Grace is thirty-five years old, single and unemployed following an unfortunate incident when teaching. She is also an obsessive compulsive who must count everything, to quantify the limits of her world. Because if she can’t quantify it, who knows what might happen? From the hairs on her toothbrush to the poppy seeds on her orange cake, everything must be measured. Then she meets Seamus who is thirty-eight, single and working in the cinema. All of a sudden allowing the numbers to rule her life doesn’t seem so much fun…
I’m not sure whether Addition made much of an impact when it was published in 2008. This may be attributable to really bad marketing. It was listed as a Richard and Judy summer read, but let’s face it, you’d be hard pressed to find a book that hasn’t been. When I picked up the book I thought that it must be a bad romp about dieters (the Quiche and graph paper on the cover were responsible for this). Then I thought it must be a teen romance as the characters were described as Grace (19) and Seamus (19). I don’t mind a bit of teen fiction, so I picked it up in expectation of this. I’m pretty sure that some parents somewhere will have done the same and given it to their thirteen year old, only to be horrified by some of the reasonably explicit erotic scenes later in the novel.
However, this is a blog which revels in going beyond a cover judgement, the book inside is actually a decent read.

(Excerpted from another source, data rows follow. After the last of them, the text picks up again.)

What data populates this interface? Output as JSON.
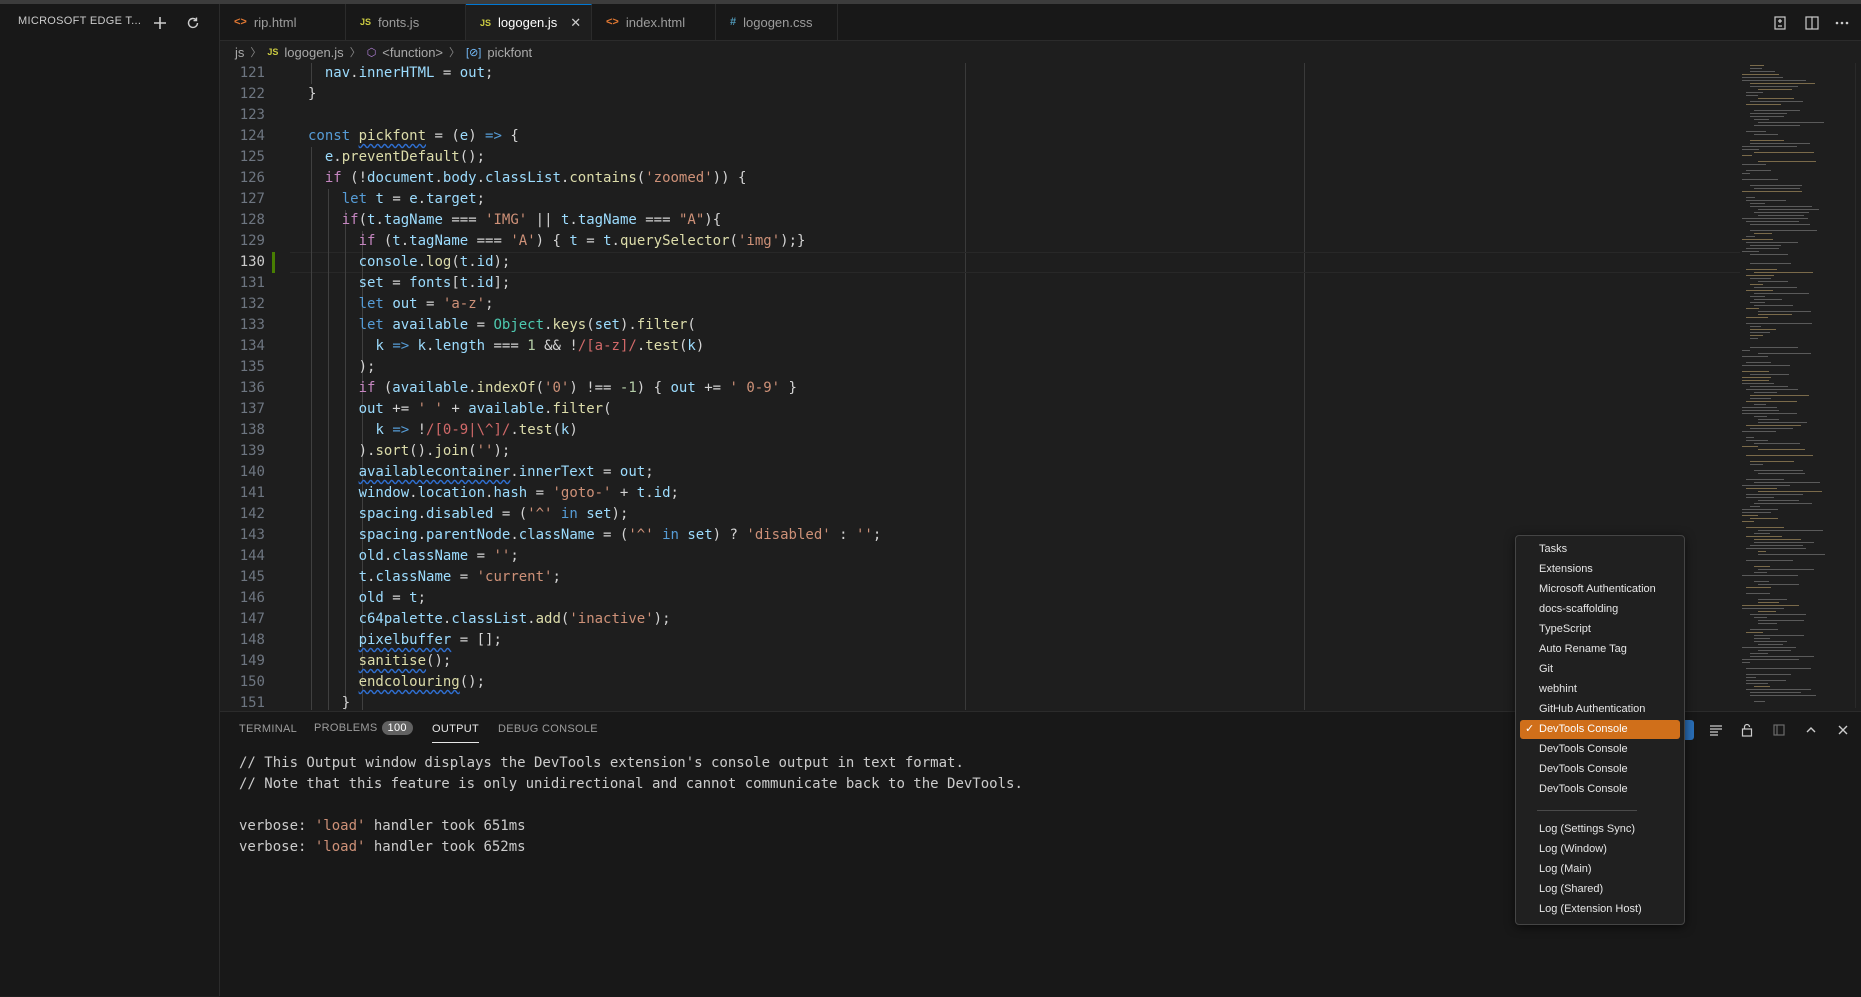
{
  "sidebar": {
    "title": "MICROSOFT EDGE T..."
  },
  "tabs": [
    {
      "label": "rip.html",
      "icon": "html-file-icon",
      "active": false
    },
    {
      "label": "fonts.js",
      "icon": "js-file-icon",
      "active": false
    },
    {
      "label": "logogen.js",
      "icon": "js-file-icon",
      "active": true
    },
    {
      "label": "index.html",
      "icon": "html-file-icon",
      "active": false
    },
    {
      "label": "logogen.css",
      "icon": "css-file-icon",
      "active": false
    }
  ],
  "breadcrumb": {
    "folder": "js",
    "file": "logogen.js",
    "scope": "<function>",
    "symbol": "pickfont"
  },
  "editor": {
    "line_numbers": [
      "121",
      "122",
      "123",
      "124",
      "125",
      "126",
      "127",
      "128",
      "129",
      "130",
      "131",
      "132",
      "133",
      "134",
      "135",
      "136",
      "137",
      "138",
      "139",
      "140",
      "141",
      "142",
      "143",
      "144",
      "145",
      "146",
      "147",
      "148",
      "149",
      "150",
      "151"
    ],
    "current_line": "130"
  },
  "panel": {
    "tabs": {
      "terminal": "TERMINAL",
      "problems": "PROBLEMS",
      "problems_count": "100",
      "output": "OUTPUT",
      "debug_console": "DEBUG CONSOLE"
    },
    "output_lines": [
      "// This Output window displays the DevTools extension's console output in text format.",
      "// Note that this feature is only unidirectional and cannot communicate back to the DevTools.",
      "",
      "verbose:",
      "verbose:"
    ],
    "verbose": [
      {
        "prefix": "verbose: ",
        "str": "'load'",
        "rest": " handler took 651ms"
      },
      {
        "prefix": "verbose: ",
        "str": "'load'",
        "rest": " handler took 652ms"
      }
    ]
  },
  "output_channels": {
    "items": [
      "Tasks",
      "Extensions",
      "Microsoft Authentication",
      "docs-scaffolding",
      "TypeScript",
      "Auto Rename Tag",
      "Git",
      "webhint",
      "GitHub Authentication",
      "DevTools Console",
      "DevTools Console",
      "DevTools Console",
      "DevTools Console"
    ],
    "selected": "DevTools Console",
    "check": "✓",
    "log_items": [
      "Log (Settings Sync)",
      "Log (Window)",
      "Log (Main)",
      "Log (Shared)",
      "Log (Extension Host)"
    ]
  },
  "colors": {
    "accent": "#d06f1a",
    "background": "#1e1e1e",
    "active_tab_border": "#0078d4"
  }
}
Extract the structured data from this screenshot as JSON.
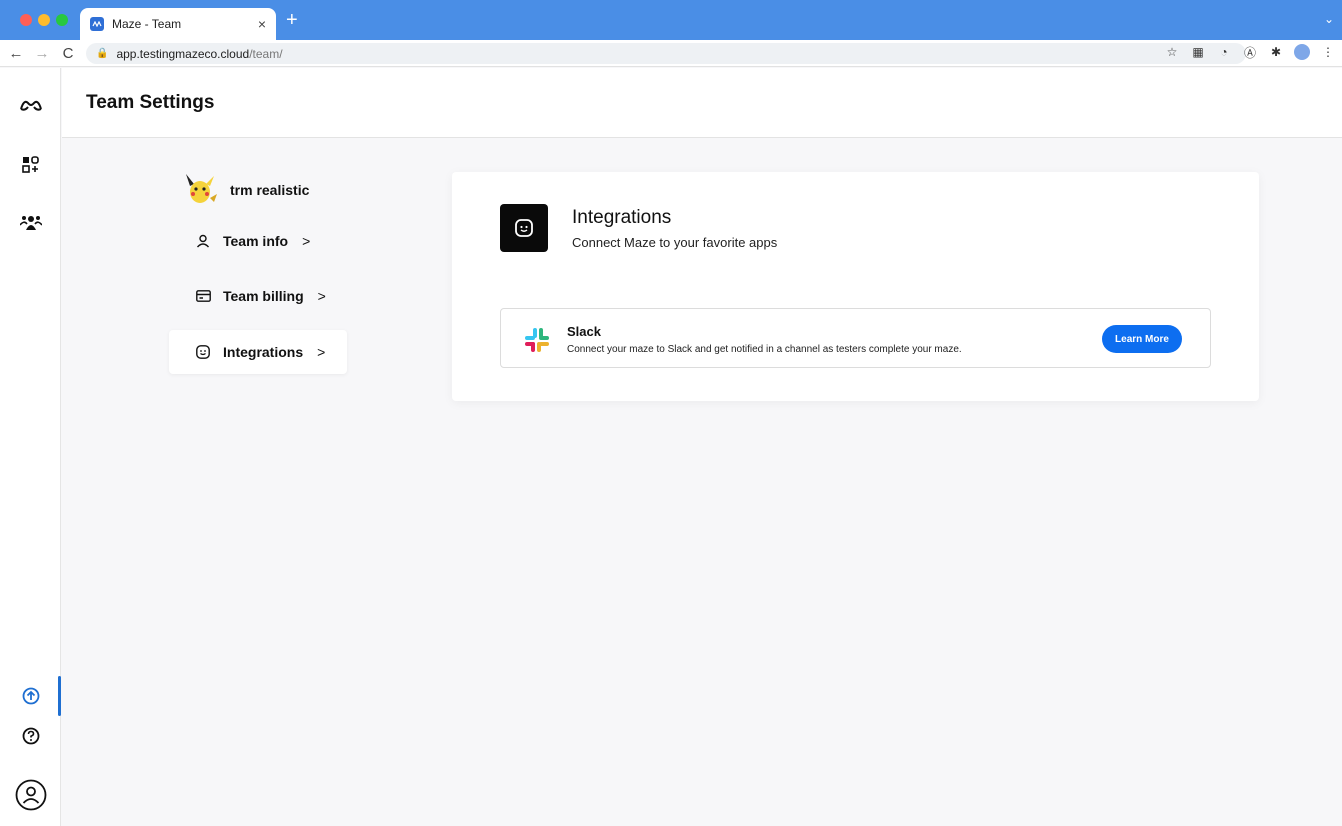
{
  "browser": {
    "tab_title": "Maze - Team",
    "tab_close": "×",
    "new_tab": "+",
    "url_host": "app.testingmazeco.cloud",
    "url_path": "/team/"
  },
  "header": {
    "title": "Team Settings"
  },
  "team": {
    "name": "trm realistic"
  },
  "settings_nav": {
    "items": [
      {
        "label": "Team info",
        "chevron": ">",
        "active": false
      },
      {
        "label": "Team billing",
        "chevron": ">",
        "active": false
      },
      {
        "label": "Integrations",
        "chevron": ">",
        "active": true
      }
    ]
  },
  "integrations": {
    "title": "Integrations",
    "subtitle": "Connect Maze to your favorite apps",
    "items": [
      {
        "name": "Slack",
        "description": "Connect your maze to Slack and get notified in a channel as testers complete your maze.",
        "button_label": "Learn More"
      }
    ]
  },
  "colors": {
    "accent": "#0d6ef0",
    "tabbar": "#4a8ee6",
    "rail_indicator": "#1f6fd1"
  }
}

Toni Jordan tells the story of an obsessive compulsive with refreshing originality. Instead of being depressed at living on the outside of normal society, Grace lives in it, scorning the ants who wander through their existence waiting for life to happen, not realising that life is what is happening around them while they fail to realise, because they are unable to count and therefore measure the wonder of the universe. She has her flat and a picture of her ideal man, Nikola Tesla, by her bed. Though things have been different in the past, which is occasionally hinted at with some degree of subtlety, she is quite happy and has no intention of changing. The drama and dilemma in the story comes when Seamus, meaning well, encourages her to get treatment for her “disorder”.
I felt that this was an interesting exploration into the nature of obsession and our attitudes towards it. The author forces us to question the extent to which we as society view difference as a condition to be treated, drawing a distinction between people who are largely functional, like Grace, and people who are harmed by their obsessions, like the Germaphobics in the book. This book is a slow, sarcastic round of applause at all the psychiatrists and therapists who try to cure aspects of personality- how far do you go?
Make no mistake, obsessive compulsive disorder is a debilitating condition for many people, and the author acknowledges this. But in an age where many functional, yet admittedly quirky people are labelled with a spectrum of disorders (I saw this all the time in teaching. Shy, rude or uncommunicative? Must be low on the Autistic spectrum. Chatty? Must be ADHD. Bad tempered? Behaviour Emotional Social Disorder…) I think it is healthy to challenge the wisdom which suggests that everybody who is not completely normal, whatever that means, must have something wrong with them.
This is a light-hearted read, but an enjoyable one. It combines some sexy flirtation with scientific thought and philosophical musing on society. If anyone has ever irritated you by questioning your lifestyle choices (You don’t watch Big Brother; you actually enjoy being single, you like children but couldn’t eat a whole one and actually you don’t fancy theirs much) then this is an amusing two finger salute to those who want to turn us all into pop culture clones.